The lines to copy are those holding the string "Nodes" in the entries below.
########
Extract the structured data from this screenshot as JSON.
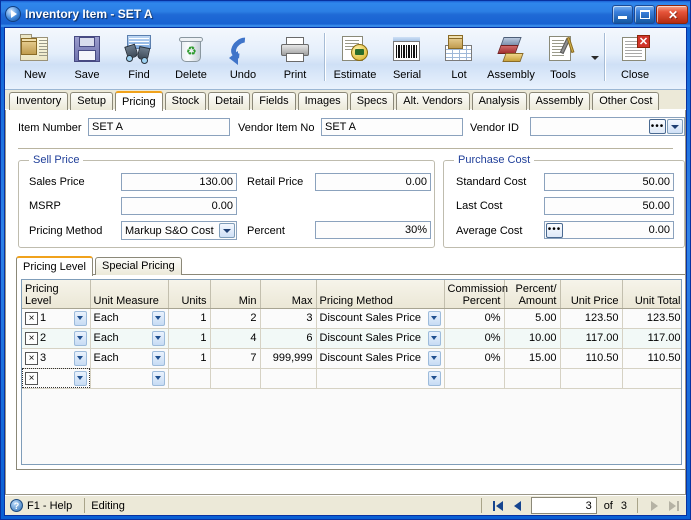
{
  "window": {
    "title_main": "Inventory Item",
    "title_sep": " - ",
    "title_item": "SET A",
    "app_icon": "play-circle-icon",
    "minimize_label": "_",
    "maximize_label": "",
    "close_label": "✕"
  },
  "toolbar": {
    "buttons": [
      {
        "label": "New",
        "icon": "new-item-icon"
      },
      {
        "label": "Save",
        "icon": "floppy-disk-icon"
      },
      {
        "label": "Find",
        "icon": "binoculars-icon"
      },
      {
        "label": "Delete",
        "icon": "recycle-bin-icon"
      },
      {
        "label": "Undo",
        "icon": "undo-arrow-icon"
      },
      {
        "label": "Print",
        "icon": "printer-icon"
      },
      {
        "label": "Estimate",
        "icon": "estimate-seal-icon"
      },
      {
        "label": "Serial",
        "icon": "barcode-icon"
      },
      {
        "label": "Lot",
        "icon": "lot-box-icon"
      },
      {
        "label": "Assembly",
        "icon": "assembly-layers-icon"
      },
      {
        "label": "Tools",
        "icon": "tools-wrench-icon"
      },
      {
        "label": "Close",
        "icon": "close-document-icon"
      }
    ],
    "dropdown_caret": "chevron-down-icon"
  },
  "tabs": {
    "items": [
      "Inventory",
      "Setup",
      "Pricing",
      "Stock",
      "Detail",
      "Fields",
      "Images",
      "Specs",
      "Alt. Vendors",
      "Analysis",
      "Assembly",
      "Other Cost"
    ],
    "active": "Pricing"
  },
  "header_fields": {
    "item_number_label": "Item Number",
    "item_number_value": "SET A",
    "vendor_item_label": "Vendor Item No",
    "vendor_item_value": "SET A",
    "vendor_id_label": "Vendor ID",
    "vendor_id_value": "",
    "vendor_id_ellipsis": "•••"
  },
  "sell_price": {
    "legend": "Sell Price",
    "sales_price_label": "Sales Price",
    "sales_price_value": "130.00",
    "msrp_label": "MSRP",
    "msrp_value": "0.00",
    "pricing_method_label": "Pricing Method",
    "pricing_method_value": "Markup S&O Cost",
    "retail_price_label": "Retail Price",
    "retail_price_value": "0.00",
    "percent_label": "Percent",
    "percent_value": "30%"
  },
  "purchase_cost": {
    "legend": "Purchase Cost",
    "standard_cost_label": "Standard Cost",
    "standard_cost_value": "50.00",
    "last_cost_label": "Last Cost",
    "last_cost_value": "50.00",
    "average_cost_label": "Average Cost",
    "average_cost_value": "0.00",
    "average_cost_ellipsis": "•••"
  },
  "inner_tabs": {
    "items": [
      "Pricing Level",
      "Special Pricing"
    ],
    "active": "Pricing Level"
  },
  "grid": {
    "columns": [
      {
        "key": "level",
        "label": "Pricing\nLevel",
        "align": "l"
      },
      {
        "key": "uom",
        "label": "Unit Measure",
        "align": "l"
      },
      {
        "key": "units",
        "label": "Units",
        "align": "r"
      },
      {
        "key": "min",
        "label": "Min",
        "align": "r"
      },
      {
        "key": "max",
        "label": "Max",
        "align": "r"
      },
      {
        "key": "method",
        "label": "Pricing Method",
        "align": "l"
      },
      {
        "key": "commission",
        "label": "Commission\nPercent",
        "align": "r"
      },
      {
        "key": "percent",
        "label": "Percent/\nAmount",
        "align": "r"
      },
      {
        "key": "unitprice",
        "label": "Unit Price",
        "align": "r"
      },
      {
        "key": "unittotal",
        "label": "Unit Total",
        "align": "r"
      }
    ],
    "delete_glyph": "×",
    "rows": [
      {
        "level": "1",
        "uom": "Each",
        "units": "1",
        "min": "2",
        "max": "3",
        "method": "Discount Sales Price",
        "commission": "0%",
        "percent": "5.00",
        "unitprice": "123.50",
        "unittotal": "123.50"
      },
      {
        "level": "2",
        "uom": "Each",
        "units": "1",
        "min": "4",
        "max": "6",
        "method": "Discount Sales Price",
        "commission": "0%",
        "percent": "10.00",
        "unitprice": "117.00",
        "unittotal": "117.00"
      },
      {
        "level": "3",
        "uom": "Each",
        "units": "1",
        "min": "7",
        "max": "999,999",
        "method": "Discount Sales Price",
        "commission": "0%",
        "percent": "15.00",
        "unitprice": "110.50",
        "unittotal": "110.50"
      },
      {
        "level": "",
        "uom": "",
        "units": "",
        "min": "",
        "max": "",
        "method": "",
        "commission": "",
        "percent": "",
        "unitprice": "",
        "unittotal": ""
      }
    ]
  },
  "statusbar": {
    "help_text": "F1 - Help",
    "help_icon": "question-mark-icon",
    "mode_text": "Editing",
    "record_current": "3",
    "record_of": "of",
    "record_total": "3",
    "first_icon": "first-record-icon",
    "prev_icon": "previous-record-icon",
    "next_icon": "next-record-icon",
    "last_icon": "last-record-icon"
  },
  "colors": {
    "title_blue": "#0a5fd4",
    "accent_orange": "#f0a21c",
    "legend_blue": "#21409a",
    "face": "#ece9d8"
  }
}
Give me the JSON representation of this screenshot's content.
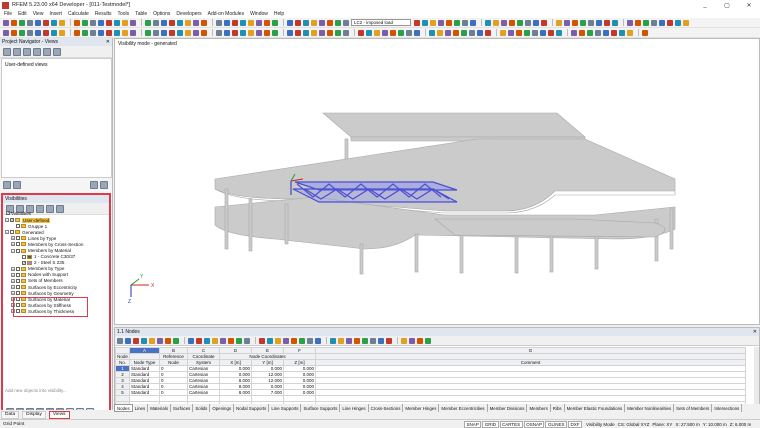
{
  "window": {
    "title": "RFEM 5.23.00 x64 Developer - [011-Testmodel*]",
    "controls": [
      "_",
      "▢",
      "✕"
    ]
  },
  "menu": [
    "File",
    "Edit",
    "View",
    "Insert",
    "Calculate",
    "Results",
    "Tools",
    "Table",
    "Options",
    "Developers",
    "Add-on Modules",
    "Window",
    "Help"
  ],
  "toolbar": {
    "load_case": "LC2 - imposed load"
  },
  "nav": {
    "title": "Project Navigator - Views",
    "user_defined_views": "User-defined views",
    "visibilities_title": "Visibilities",
    "visibilities_checkbox": "Visibilities",
    "tree": [
      {
        "level": 0,
        "expand": "−",
        "check": "✓",
        "folder": true,
        "label": "User-defined",
        "highlight": true
      },
      {
        "level": 1,
        "expand": "",
        "check": "",
        "folder": true,
        "label": "Gruppe 1"
      },
      {
        "level": 0,
        "expand": "−",
        "check": "",
        "folder": true,
        "label": "Generated"
      },
      {
        "level": 1,
        "expand": "+",
        "check": "",
        "folder": true,
        "label": "Lines by Type"
      },
      {
        "level": 1,
        "expand": "+",
        "check": "",
        "folder": true,
        "label": "Members by Cross-Section"
      },
      {
        "level": 1,
        "expand": "−",
        "check": "",
        "folder": true,
        "label": "Members by Material"
      },
      {
        "level": 2,
        "expand": "",
        "check": "",
        "folder": false,
        "label": "1 - Concrete C30/37"
      },
      {
        "level": 2,
        "expand": "",
        "check": "✓",
        "folder": false,
        "label": "2 - Steel S 235"
      },
      {
        "level": 1,
        "expand": "+",
        "check": "",
        "folder": true,
        "label": "Members by Type"
      },
      {
        "level": 1,
        "expand": "+",
        "check": "",
        "folder": true,
        "label": "Nodes with Support"
      },
      {
        "level": 1,
        "expand": "+",
        "check": "",
        "folder": true,
        "label": "Sets of Members"
      },
      {
        "level": 1,
        "expand": "+",
        "check": "",
        "folder": true,
        "label": "Surfaces by Eccentricity"
      },
      {
        "level": 1,
        "expand": "+",
        "check": "",
        "folder": true,
        "label": "Surfaces by Geometry"
      },
      {
        "level": 1,
        "expand": "+",
        "check": "",
        "folder": true,
        "label": "Surfaces by Material"
      },
      {
        "level": 1,
        "expand": "+",
        "check": "",
        "folder": true,
        "label": "Surfaces by Stiffness"
      },
      {
        "level": 1,
        "expand": "+",
        "check": "",
        "folder": true,
        "label": "Surfaces by Thickness"
      }
    ],
    "add_placeholder": "Add new objects into visibility...",
    "tabs": [
      "Data",
      "Display",
      "Views"
    ],
    "active_tab": "Views"
  },
  "view": {
    "mode": "Visibility mode - generated",
    "axis_labels": {
      "x": "X",
      "y": "Y",
      "z": "Z"
    }
  },
  "table": {
    "title": "1.1 Nodes",
    "letters": [
      "A",
      "B",
      "C",
      "D",
      "E",
      "F",
      "G"
    ],
    "headers": {
      "node": [
        "Node",
        "No."
      ],
      "node_type": [
        "",
        "Node Type"
      ],
      "reference": [
        "Reference",
        "Node"
      ],
      "coordinate": [
        "Coordinate",
        "System"
      ],
      "coords_group": "Node Coordinates",
      "x": "X [m]",
      "y": "Y [m]",
      "z": "Z [m]",
      "comment": "Comment"
    },
    "rows": [
      [
        "1",
        "Standard",
        "0",
        "Cartesian",
        "0.000",
        "0.000",
        "0.000",
        ""
      ],
      [
        "2",
        "Standard",
        "0",
        "Cartesian",
        "0.000",
        "12.000",
        "0.000",
        ""
      ],
      [
        "3",
        "Standard",
        "0",
        "Cartesian",
        "8.000",
        "12.000",
        "0.000",
        ""
      ],
      [
        "4",
        "Standard",
        "0",
        "Cartesian",
        "8.000",
        "0.000",
        "0.000",
        ""
      ],
      [
        "5",
        "Standard",
        "0",
        "Cartesian",
        "8.000",
        "7.000",
        "0.000",
        ""
      ]
    ],
    "tabs": [
      "Nodes",
      "Lines",
      "Materials",
      "Surfaces",
      "Solids",
      "Openings",
      "Nodal Supports",
      "Line Supports",
      "Surface Supports",
      "Line Hinges",
      "Cross-Sections",
      "Member Hinges",
      "Member Eccentricities",
      "Member Divisions",
      "Members",
      "Ribs",
      "Member Elastic Foundations",
      "Member Nonlinearities",
      "Sets of Members",
      "Intersections"
    ],
    "active_tab": "Nodes"
  },
  "status": {
    "left": "Grid Point",
    "buttons": [
      "SNAP",
      "GRID",
      "CARTES",
      "OSNAP",
      "GLINES",
      "DXF"
    ],
    "mode": "Visibility Mode",
    "cs": "CS: Global XYZ",
    "plane": "Plane: XY",
    "x": "X: 27.500 m",
    "y": "Y: 10.000 m",
    "z": "Z: 6.000 m"
  },
  "colors": {
    "highlight_red": "#e03a4a",
    "truss_blue": "#5a5fd8",
    "slab_gray": "#c8c8c8",
    "folder": "#f3c04d"
  }
}
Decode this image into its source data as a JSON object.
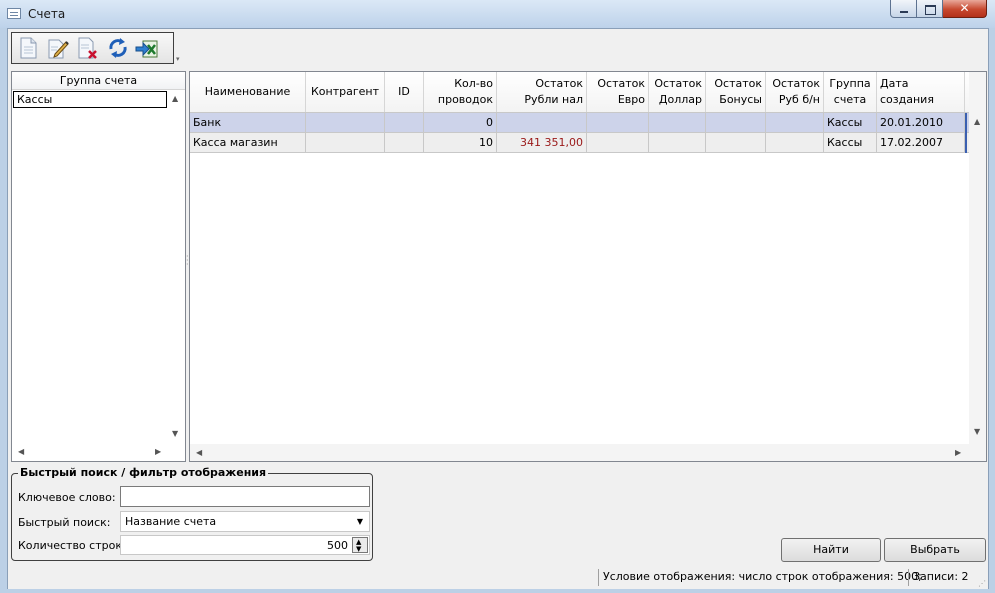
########
▶ _WRITTEN SOLUTION_
        "label": "Nodes with Support"
    "title": "1.1 Nodes",
      "Nodes",
    "active_tab": "Nodes"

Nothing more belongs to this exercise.